**SUPPLIED RECORDS:**
•••

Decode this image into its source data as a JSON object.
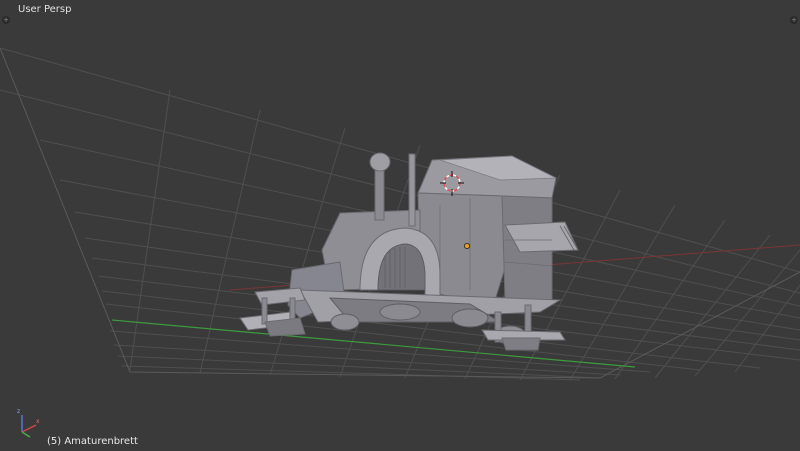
{
  "viewport": {
    "view_name": "User Persp",
    "active_object_label": "(5) Amaturenbrett"
  },
  "colors": {
    "background": "#3a3a3a",
    "grid": "#4d4d4d",
    "x_axis": "#8c3a3a",
    "y_axis": "#3f8c3f",
    "model": "#8e8e94",
    "model_shadow": "#6c6c72",
    "model_highlight": "#b4b4ba",
    "origin_dot": "#e8a317"
  },
  "icons": {
    "top_left_corner": "plus-icon",
    "top_right_corner": "plus-icon",
    "axis_gizmo": "axis-gizmo-icon",
    "cursor": "3d-cursor-icon",
    "origin": "object-origin-icon"
  }
}
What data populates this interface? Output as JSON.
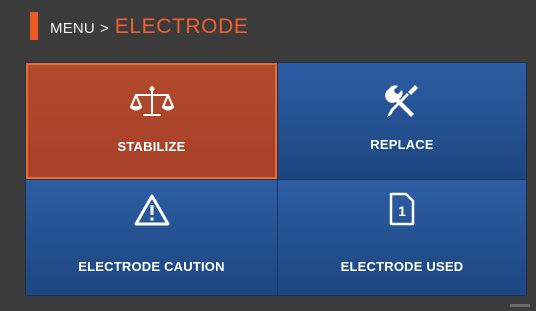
{
  "header": {
    "parent": "MENU",
    "separator": ">",
    "current": "ELECTRODE"
  },
  "tiles": [
    {
      "label": "STABILIZE",
      "icon": "balance-scale-icon",
      "selected": true
    },
    {
      "label": "REPLACE",
      "icon": "tools-icon",
      "selected": false
    },
    {
      "label": "ELECTRODE CAUTION",
      "icon": "warning-icon",
      "selected": false
    },
    {
      "label": "ELECTRODE USED",
      "icon": "document-count-icon",
      "badge": "1",
      "selected": false
    }
  ],
  "colors": {
    "accent": "#ee5a24",
    "tile_blue": "#23508f",
    "tile_selected": "#a8402a"
  }
}
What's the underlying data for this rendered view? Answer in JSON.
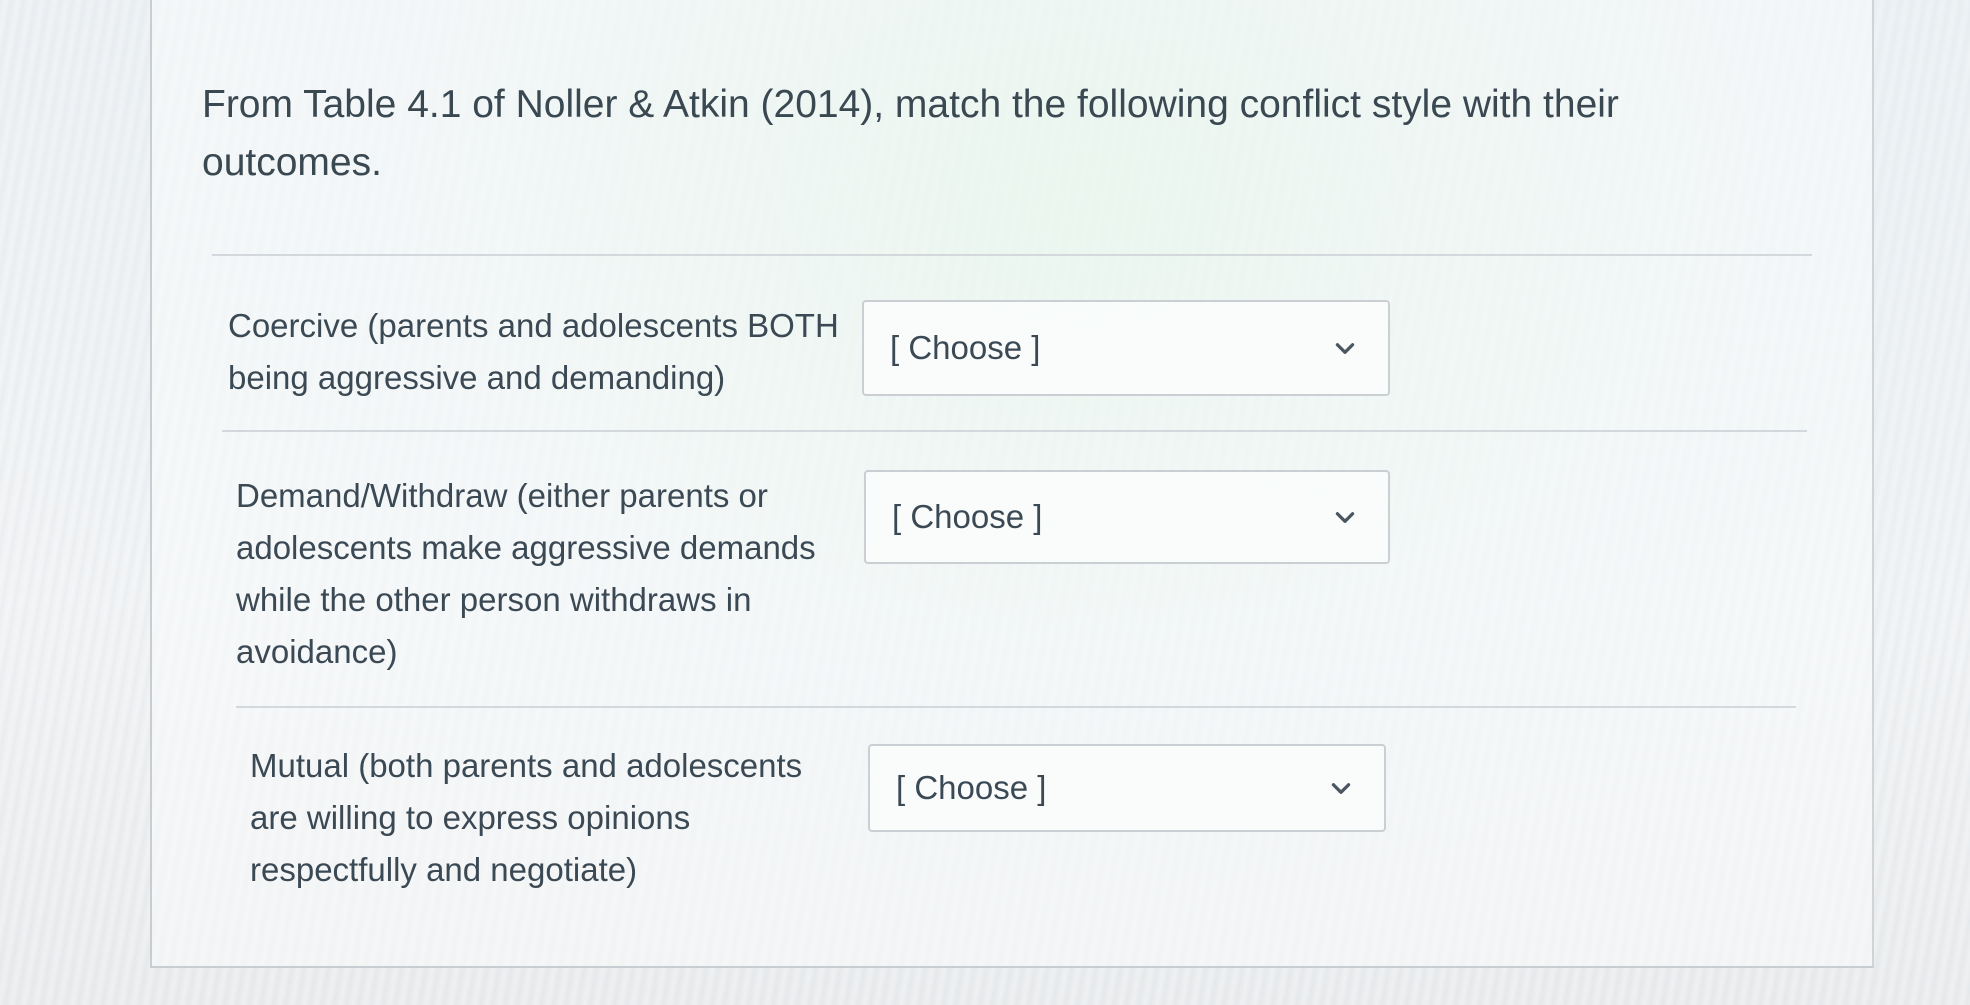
{
  "question": {
    "text": "From Table 4.1 of Noller & Atkin (2014), match the following conflict style with their outcomes."
  },
  "rows": [
    {
      "label": "Coercive (parents and adolescents BOTH being aggressive and demanding)",
      "select_value": "[ Choose ]"
    },
    {
      "label": "Demand/Withdraw (either parents or adolescents make aggressive demands while the other person withdraws in avoidance)",
      "select_value": "[ Choose ]"
    },
    {
      "label": "Mutual (both parents and adolescents are willing to express opinions respectfully and negotiate)",
      "select_value": "[ Choose ]"
    }
  ],
  "icons": {
    "dropdown": "chevron-down-icon"
  }
}
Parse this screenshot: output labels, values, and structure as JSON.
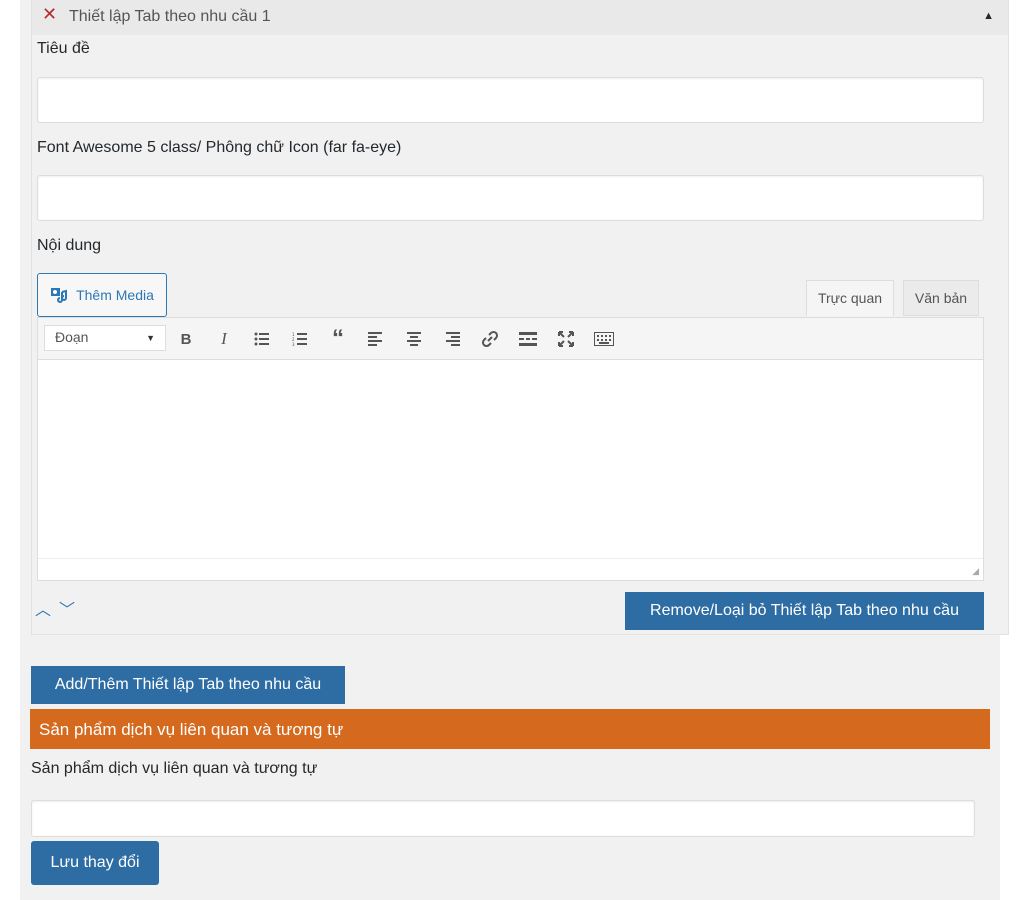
{
  "group": {
    "title": "Thiết lập Tab theo nhu cầu 1",
    "fields": {
      "title_label": "Tiêu đề",
      "title_value": "",
      "icon_label": "Font Awesome 5 class/ Phông chữ Icon (far fa-eye)",
      "icon_value": "",
      "content_label": "Nội dung"
    },
    "editor": {
      "add_media_label": "Thêm Media",
      "tab_visual": "Trực quan",
      "tab_text": "Văn bản",
      "format_select": "Đoạn"
    },
    "remove_button": "Remove/Loại bỏ Thiết lập Tab theo nhu cầu"
  },
  "add_button": "Add/Thêm Thiết lập Tab theo nhu cầu",
  "related": {
    "section_title": "Sản phẩm dịch vụ liên quan và tương tự",
    "field_label": "Sản phẩm dịch vụ liên quan và tương tự",
    "field_value": ""
  },
  "save_button": "Lưu thay đổi",
  "colors": {
    "primary": "#2e6da4",
    "section_bar": "#d5691e",
    "close": "#b32d2e"
  }
}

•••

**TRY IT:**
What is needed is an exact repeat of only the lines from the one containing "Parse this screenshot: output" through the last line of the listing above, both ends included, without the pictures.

**FINISHED EXERCISE:**
Parse this screenshot: output labels, values, and structure as JSON.
{
  "group": {
    "title": "Thiết lập Tab theo nhu cầu 1",
    "fields": {
      "title_label": "Tiêu đề",
      "title_value": "",
      "icon_label": "Font Awesome 5 class/ Phông chữ Icon (far fa-eye)",
      "icon_value": "",
      "content_label": "Nội dung"
    },
    "editor": {
      "add_media_label": "Thêm Media",
      "tab_visual": "Trực quan",
      "tab_text": "Văn bản",
      "format_select": "Đoạn"
    },
    "remove_button": "Remove/Loại bỏ Thiết lập Tab theo nhu cầu"
  },
  "add_button": "Add/Thêm Thiết lập Tab theo nhu cầu",
  "related": {
    "section_title": "Sản phẩm dịch vụ liên quan và tương tự",
    "field_label": "Sản phẩm dịch vụ liên quan và tương tự",
    "field_value": ""
  },
  "save_button": "Lưu thay đổi",
  "colors": {
    "primary": "#2e6da4",
    "section_bar": "#d5691e",
    "close": "#b32d2e"
  }
}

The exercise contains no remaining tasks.